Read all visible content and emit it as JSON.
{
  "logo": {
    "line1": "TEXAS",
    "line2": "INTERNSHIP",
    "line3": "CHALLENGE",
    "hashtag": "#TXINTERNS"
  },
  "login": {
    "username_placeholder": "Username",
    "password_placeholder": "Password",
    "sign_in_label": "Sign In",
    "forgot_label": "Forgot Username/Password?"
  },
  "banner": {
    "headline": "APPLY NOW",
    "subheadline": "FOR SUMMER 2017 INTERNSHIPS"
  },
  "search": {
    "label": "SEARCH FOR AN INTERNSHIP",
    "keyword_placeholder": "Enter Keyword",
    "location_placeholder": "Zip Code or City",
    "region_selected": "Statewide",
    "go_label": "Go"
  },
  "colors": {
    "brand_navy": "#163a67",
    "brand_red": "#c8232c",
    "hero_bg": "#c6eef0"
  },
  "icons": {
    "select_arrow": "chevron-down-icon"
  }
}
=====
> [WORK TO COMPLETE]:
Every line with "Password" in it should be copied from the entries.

> [YOUR SOLUTION]:
    "password_placeholder": "Password",
    "forgot_label": "Forgot Username/Password?"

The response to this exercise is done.